With all of this being said, I still wear a coat and tie when I fly, go to a wedding, funeral or other celebration. I always have a handkerchief and a shine on my shoes. These were things my father taught me and I never go out of the house without a handkerchief. This is my style, I do not dress exactly like my dad, but I still remember the basics. He was a contractor and I was a lawyer. I took the basics and built upon it. Good luck, now is the time to experiment. Find you style and it will look good on you.
all my best-
I read the crap out of GQ and Esquire.
Hard hat, safety glasses, t-shirt or flannel shirt depending on season, Carhartt dungarees, Red Wing steeltoes. This is how a man dresses. Nevermind all that frippery the white-collar crowd indulges in. Ties represent a safety hazard.
Don't sweat the grease, blood, and sweat stains. These happen when you work for a living.
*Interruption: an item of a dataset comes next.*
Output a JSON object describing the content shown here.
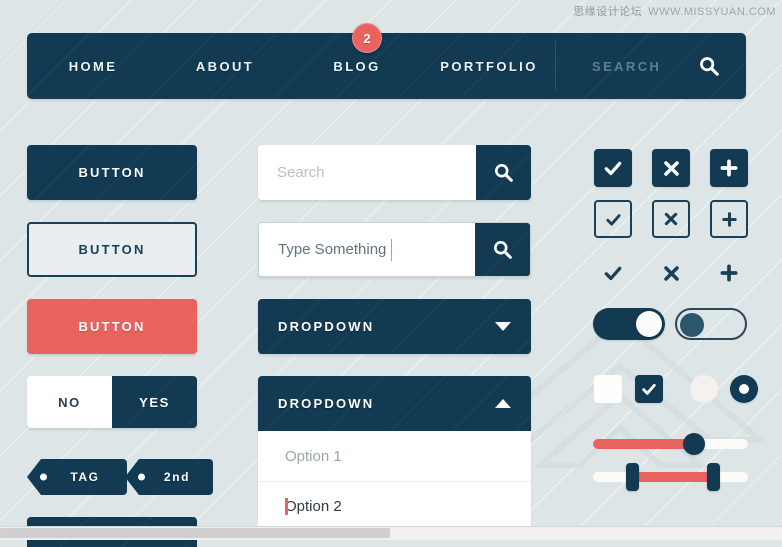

A man dresses for the occasion. You would be as out of place dressed that way in my office as I would be were I to show up at your workplace in an $8000 suit.
Don't stress over a tie being a safety hazard. You can wear one when you don't have to bleed, sweat or get greasy for a living.
I will admit ties are handy for wiping your mouth after a meal, or quickly wrapping a cut appendage. If only they weren't worn around the neck...
Relax, I jest.
Truly, I was only intending to poke fun at the notion that one must dress in nice clothing if one is a gentleman. The clothes don't make the man. Being a gentleman is a state of mind, or a frame of reference.
Clothing may make a statement of gentlemanliness(if such can be said to be a word), but my grandpa taught me that actions speak far louder than statements of any sort. Poseurs are inevitably exposed for what they are.
In all seriousness to the intent of the OP, just be yourself, define your own image, and let the social chips fall where they may.
But, I thought the necktie was a talisman that made the wearer nearly invincible!